OK. I’ve finally finished writing about my experiences from the village, and now it’s time to catch you up to present – or the more recent past – since you’re reading this at present.
Thursday was an interesting day. We had a meeting with the Director of the Yunus Center, the branch of Grameen that deals with the social business agenda. And I was very happy to find out that it operates on a very different wavelength than the International Program. It much more closely resembles a western organization (it’s air-conditioned and every desk has a trash bin), and even has work for its interns to do. It gives me some hope that I may be able to learn something about social business while I’m here. I went back on Sunday to discuss the opportunity to work with them directly and am excited to say that I am officially starting my internship there in 45 minutes.
But back to Thursday….
During our meeting, the Director brought up an interesting point.

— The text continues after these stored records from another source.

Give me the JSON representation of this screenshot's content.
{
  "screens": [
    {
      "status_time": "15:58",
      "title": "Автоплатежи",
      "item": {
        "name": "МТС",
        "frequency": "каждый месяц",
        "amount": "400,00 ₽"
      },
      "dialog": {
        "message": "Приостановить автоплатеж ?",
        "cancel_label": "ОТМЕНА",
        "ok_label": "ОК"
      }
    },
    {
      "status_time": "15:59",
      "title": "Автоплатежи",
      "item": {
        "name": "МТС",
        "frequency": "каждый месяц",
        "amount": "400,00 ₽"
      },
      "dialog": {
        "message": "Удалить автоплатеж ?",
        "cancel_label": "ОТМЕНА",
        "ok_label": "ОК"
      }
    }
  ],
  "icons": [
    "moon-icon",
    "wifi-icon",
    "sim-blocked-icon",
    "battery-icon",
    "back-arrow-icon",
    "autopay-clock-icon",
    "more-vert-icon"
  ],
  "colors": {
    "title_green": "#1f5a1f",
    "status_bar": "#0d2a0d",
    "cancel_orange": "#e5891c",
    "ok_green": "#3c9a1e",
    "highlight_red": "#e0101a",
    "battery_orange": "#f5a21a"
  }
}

Although the Grameen model of microcredit has been replicated all around the world, the ownership model (Grameen is 95% owned by its borrowers) has never once been replicated. Fortunately, our next meeting was with the Director of Grameen Trust, the branch responsible for spreading the model around the world. I asked him why, and his answer was sensible, if not satisfying. He said it simply takes time – it even took Grameen six years. Legal structures need to be developed, etc. Though, he said he is confident the ownership model will be replicated eventually.

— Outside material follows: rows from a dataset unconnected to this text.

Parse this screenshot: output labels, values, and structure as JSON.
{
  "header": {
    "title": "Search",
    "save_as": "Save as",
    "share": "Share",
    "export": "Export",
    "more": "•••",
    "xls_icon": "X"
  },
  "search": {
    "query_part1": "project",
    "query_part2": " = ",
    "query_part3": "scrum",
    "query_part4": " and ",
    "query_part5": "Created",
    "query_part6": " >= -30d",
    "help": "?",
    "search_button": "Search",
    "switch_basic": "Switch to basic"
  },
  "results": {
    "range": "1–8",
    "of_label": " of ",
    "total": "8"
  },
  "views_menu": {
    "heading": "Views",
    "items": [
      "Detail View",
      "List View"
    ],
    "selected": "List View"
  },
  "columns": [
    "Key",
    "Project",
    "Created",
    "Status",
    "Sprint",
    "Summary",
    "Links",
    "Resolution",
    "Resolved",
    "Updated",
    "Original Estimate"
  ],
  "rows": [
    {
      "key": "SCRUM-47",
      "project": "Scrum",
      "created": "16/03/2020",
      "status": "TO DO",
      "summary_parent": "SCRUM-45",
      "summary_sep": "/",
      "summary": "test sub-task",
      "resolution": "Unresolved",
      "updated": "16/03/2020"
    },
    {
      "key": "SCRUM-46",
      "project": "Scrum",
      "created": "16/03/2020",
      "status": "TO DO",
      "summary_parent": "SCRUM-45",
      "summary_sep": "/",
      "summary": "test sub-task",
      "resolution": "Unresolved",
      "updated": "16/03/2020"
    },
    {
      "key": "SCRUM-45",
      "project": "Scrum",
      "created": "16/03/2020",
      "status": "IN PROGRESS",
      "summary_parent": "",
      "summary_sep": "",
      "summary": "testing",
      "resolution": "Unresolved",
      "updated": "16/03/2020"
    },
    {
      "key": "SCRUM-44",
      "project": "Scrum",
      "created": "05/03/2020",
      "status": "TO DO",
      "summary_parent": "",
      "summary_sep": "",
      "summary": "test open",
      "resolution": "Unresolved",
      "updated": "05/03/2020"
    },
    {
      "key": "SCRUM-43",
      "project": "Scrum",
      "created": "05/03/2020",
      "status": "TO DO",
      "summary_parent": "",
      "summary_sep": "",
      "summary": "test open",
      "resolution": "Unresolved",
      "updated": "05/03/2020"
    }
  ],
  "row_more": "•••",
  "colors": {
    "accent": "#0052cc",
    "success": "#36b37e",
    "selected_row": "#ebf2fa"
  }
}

Thursday night was also very interesting. I met up with Mehreen, who is another friend of a friend from the US here in Dhaka. She spent much of her life in the US, having recently moved back to Dhaka to pursue a career in fashion design and production. Meeting her and her friends exposed me to a whole new side of Dhaka – the playground of the elite youth. They are the cool kids in Dhaka. Beyond that I had some very interesting conversations. One of her friends owned a garment factory (which produces her stuff), so I asked him about the recent minimum wage hikes, and how they will affect him (I’ll cover those in another post).

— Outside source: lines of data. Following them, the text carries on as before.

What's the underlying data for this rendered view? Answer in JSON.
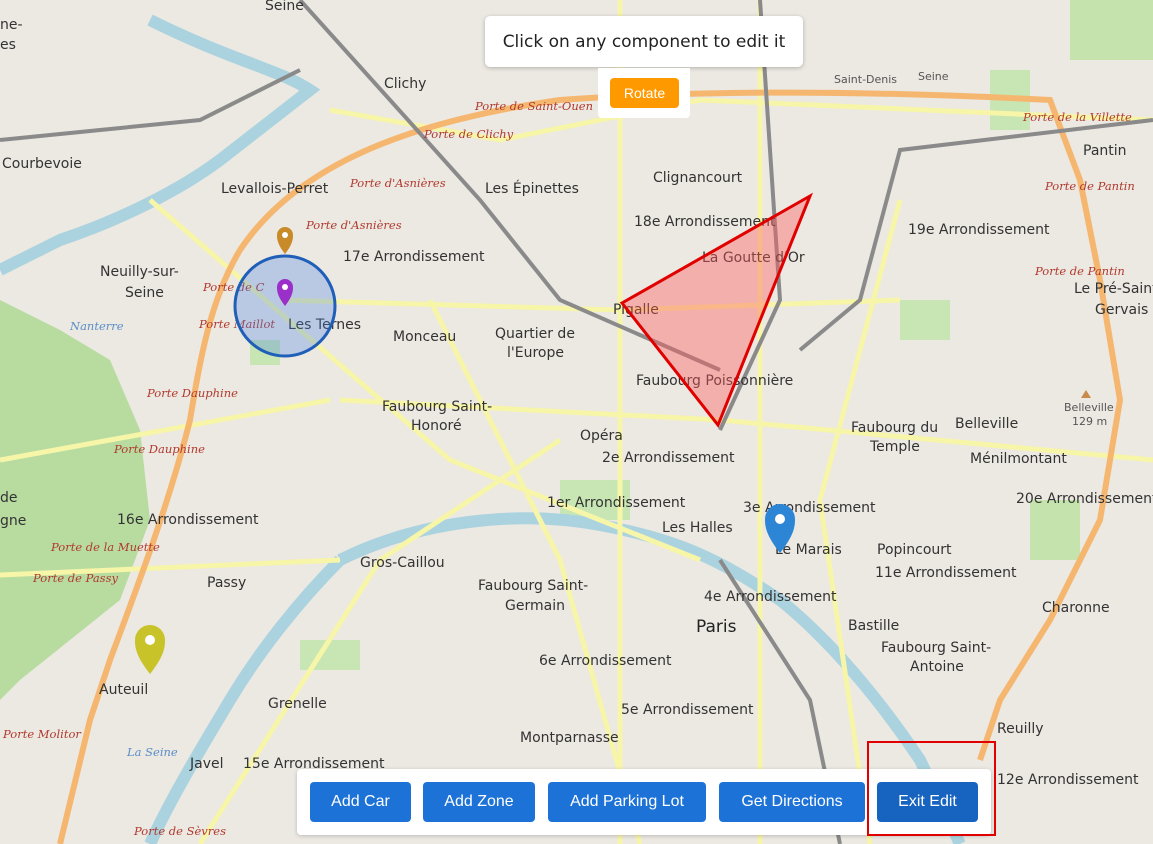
{
  "tooltip": {
    "text": "Click on any component to edit it"
  },
  "rotate_label": "Rotate",
  "toolbar": {
    "add_car": "Add Car",
    "add_zone": "Add Zone",
    "add_parking_lot": "Add Parking Lot",
    "get_directions": "Get Directions",
    "exit_edit": "Exit Edit"
  },
  "map": {
    "neighborhoods": [
      "Seine",
      "Clichy",
      "Courbevoie",
      "Levallois-Perret",
      "Les Épinettes",
      "Clignancourt",
      "Saint-Denis",
      "Pantin",
      "18e Arrondissement",
      "19e Arrondissement",
      "La Goutte d'Or",
      "17e Arrondissement",
      "Neuilly-sur-",
      "Seine",
      "Les Ternes",
      "Monceau",
      "Quartier de",
      "l'Europe",
      "Pigalle",
      "Faubourg Poissonnière",
      "Le Pré-Saint-",
      "Gervais",
      "Faubourg Saint-",
      "Honoré",
      "Opéra",
      "2e Arrondissement",
      "Faubourg du",
      "Temple",
      "Belleville",
      "Ménilmontant",
      "1er Arrondissement",
      "Les Halles",
      "3e Arrondissement",
      "Le Marais",
      "Popincourt",
      "11e Arrondissement",
      "20e Arrondissement",
      "16e Arrondissement",
      "Gros-Caillou",
      "Faubourg Saint-",
      "Germain",
      "4e Arrondissement",
      "Charonne",
      "Passy",
      "Paris",
      "Bastille",
      "Faubourg Saint-",
      "Antoine",
      "6e Arrondissement",
      "Auteuil",
      "Grenelle",
      "5e Arrondissement",
      "Reuilly",
      "Montparnasse",
      "Javel",
      "15e Arrondissement",
      "12e Arrondissement"
    ],
    "gates": [
      "Porte de Saint-Ouen",
      "Porte de Clichy",
      "Porte d'Asnières",
      "Porte d'Asnières",
      "Porte de la Villette",
      "Porte de Pantin",
      "Porte de Pantin",
      "Porte de C",
      "Porte Maillot",
      "Porte Dauphine",
      "Porte Dauphine",
      "Porte de la Muette",
      "Porte de Passy",
      "Porte Molitor",
      "Porte de Sèvres"
    ],
    "water": [
      "La Seine",
      "La Seine",
      "Nanterre"
    ],
    "elevation": {
      "name": "Belleville",
      "value": "129 m"
    },
    "fragments": [
      "ne-",
      "es",
      "de",
      "gne",
      "Seine",
      "Saint-Denis"
    ]
  }
}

On Friday, Mike and I decided to check out Old Dhaka again before he departed, so I called Jony to see if he wanted to join us. Luckily, he did. It’s very useful to have a tour guide as a friend, especially in a place like Old Dhaka. The muddy, congested streets of old Dhaka make walking around almost as dangerous as driving. Rickshaws, CNGs, and the occasional car rip their way through crowds of people, making the chances of getting hit by one or another near 100%. We also visited the Sadarghat again, and I took a quick picture with Jony for your viewing pleasure.
The rest of the weekend I spent working on the blog. Boom. Back up to date.
Note: I put up a total of 15 posts from my time in the village and a few new ones from the past week, so check them all out!
Note 2: Yes, the title is a play on Back to the Future.